## DIRECTIONS FOR THIS TASK
What lines of the data below hold the string "oder"? Copy each one.

## DATA
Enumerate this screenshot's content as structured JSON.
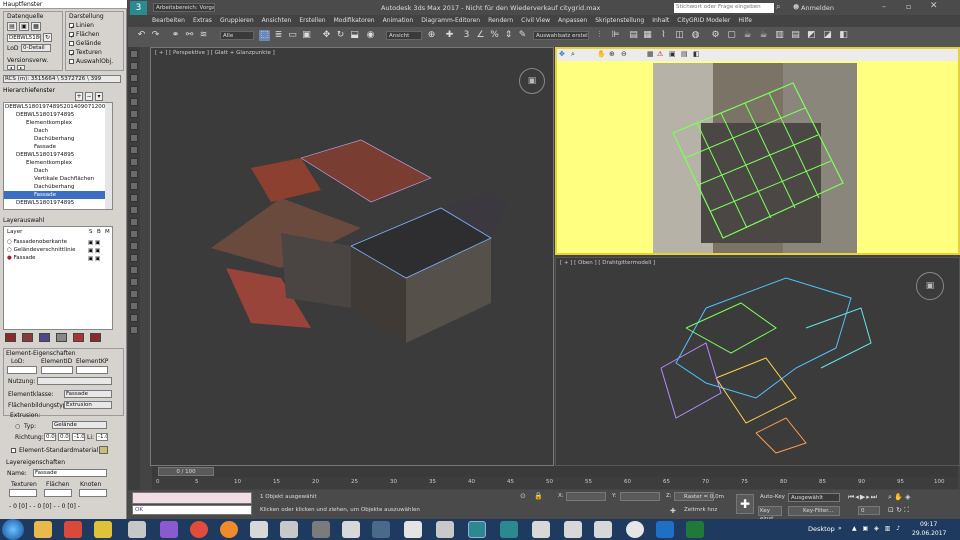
{
  "left_panel": {
    "window_title": "Hauptfenster",
    "datenquelle": {
      "label": "Datenquelle",
      "id_value": "DEBWL51801",
      "lod_label": "LoD",
      "lod_value": "0-Detail",
      "version_label": "Versionsverw."
    },
    "darstellung": {
      "label": "Darstellung",
      "items": [
        {
          "label": "Linien",
          "checked": true
        },
        {
          "label": "Flächen",
          "checked": true
        },
        {
          "label": "Gelände",
          "checked": false
        },
        {
          "label": "Texturen",
          "checked": true
        },
        {
          "label": "AuswahlObj.",
          "checked": false
        }
      ]
    },
    "rcs": "RCS (m): 3515664 \\ 5372726 \\ 399",
    "hierarchy_title": "Hierarchiefenster",
    "tree": [
      {
        "text": "DEBWL51801974895201409071200002",
        "indent": 0
      },
      {
        "text": "DEBWL51801974895",
        "indent": 1
      },
      {
        "text": "Elementkomplex",
        "indent": 2
      },
      {
        "text": "Dach",
        "indent": 3
      },
      {
        "text": "Dachüberhang",
        "indent": 3
      },
      {
        "text": "Fassade",
        "indent": 3
      },
      {
        "text": "DEBWL51801974895",
        "indent": 1
      },
      {
        "text": "Elementkomplex",
        "indent": 2
      },
      {
        "text": "Dach",
        "indent": 3
      },
      {
        "text": "Vertikale Dachflächen",
        "indent": 3
      },
      {
        "text": "Dachüberhang",
        "indent": 3
      },
      {
        "text": "Fassade",
        "indent": 3
      },
      {
        "text": "DEBWL51801974895",
        "indent": 1
      }
    ],
    "layer_title": "Layerauswahl",
    "layer_header": {
      "layer": "Layer",
      "s": "S",
      "b": "B",
      "m": "M"
    },
    "layers": [
      {
        "name": "Fassadenoberkante"
      },
      {
        "name": "Geländeverschnittlinie"
      },
      {
        "name": "Fassade"
      }
    ],
    "props_title": "Element-Eigenschaften",
    "lod_h": "LoD:",
    "elementid_h": "ElementID",
    "elementkp_h": "ElementKP",
    "nutzung_label": "Nutzung:",
    "klasse_label": "Elementklasse:",
    "klasse_value": "Fassade",
    "fb_label": "Flächenbildungstyp:",
    "fb_value": "Extrusion",
    "extr_label": "Extrusion:",
    "typ_label": "Typ:",
    "typ_value": "Gelände",
    "richtung_label": "Richtung:",
    "richtung_values": [
      "0.00",
      "0.00",
      "-1.00"
    ],
    "li_label": "Li:",
    "li_value": "-1.00",
    "std_material_label": "Element-Standardmaterial",
    "layer_props_title": "Layereigenschaften",
    "name_label": "Name:",
    "name_value": "Fassade",
    "tex_h": "Texturen",
    "fl_h": "Flächen",
    "kn_h": "Knoten",
    "bottom_nums": "- 0 [0] -  - 0 [0] -  - 0 [0] -"
  },
  "max": {
    "workspace": "Arbeitsbereich: Vorga",
    "title": "Autodesk 3ds Max 2017  -  Nicht für den Wiederverkauf    citygrid.max",
    "search_placeholder": "Stichwort oder Frage eingeben",
    "signin": "Anmelden",
    "menu": [
      "Bearbeiten",
      "Extras",
      "Gruppieren",
      "Ansichten",
      "Erstellen",
      "Modifikatoren",
      "Animation",
      "Diagramm-Editoren",
      "Rendern",
      "Civil View",
      "Anpassen",
      "Skriptenstellung",
      "Inhalt",
      "CityGRID Modeler",
      "Hilfe"
    ],
    "toolbar": {
      "filter": "Alle",
      "view": "Ansicht",
      "selset": "Auswahlsatz erstell"
    },
    "viewports": {
      "persp": "[ + ] [ Perspektive ] [ Glatt + Glanzpunkte ]",
      "top": "[ + ] [ Oben ] [ Drahtgittermodell ]"
    },
    "timeline": "0 / 100",
    "ruler": [
      "0",
      "5",
      "10",
      "15",
      "20",
      "25",
      "30",
      "35",
      "40",
      "45",
      "50",
      "55",
      "60",
      "65",
      "70",
      "75",
      "80",
      "85",
      "90",
      "95",
      "100"
    ],
    "status": {
      "selected": "1 Objekt ausgewählt",
      "hint": "Klicken oder klicken und ziehen, um Objekte auszuwählen",
      "x": "X:",
      "y": "Y:",
      "z": "Z:",
      "raster": "Raster = 0,0m",
      "zeitmarke": "Zeitmrk hnz",
      "autokey": "Auto-Key",
      "ausgewaehlt": "Ausgewählt",
      "keyset": "Key einst.",
      "keyfilter": "Key-Filter...",
      "listener": "OK",
      "frame": "0"
    }
  },
  "taskbar": {
    "desktop": "Desktop",
    "time": "09:17",
    "date": "29.06.2017"
  },
  "colors": {
    "max_bg": "#444444",
    "viewport_bg": "#3b3b3b",
    "top_vp_bg": "#ffff80",
    "panel_bg": "#d6d3ce",
    "taskbar": "#1e3a5e",
    "accent": "#4f9ad8"
  }
}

## WRITTEN ANSWER
    "search_placeholder": "Stichwort oder Frage eingeben",
      "hint": "Klicken oder klicken und ziehen, um Objekte auszuwählen",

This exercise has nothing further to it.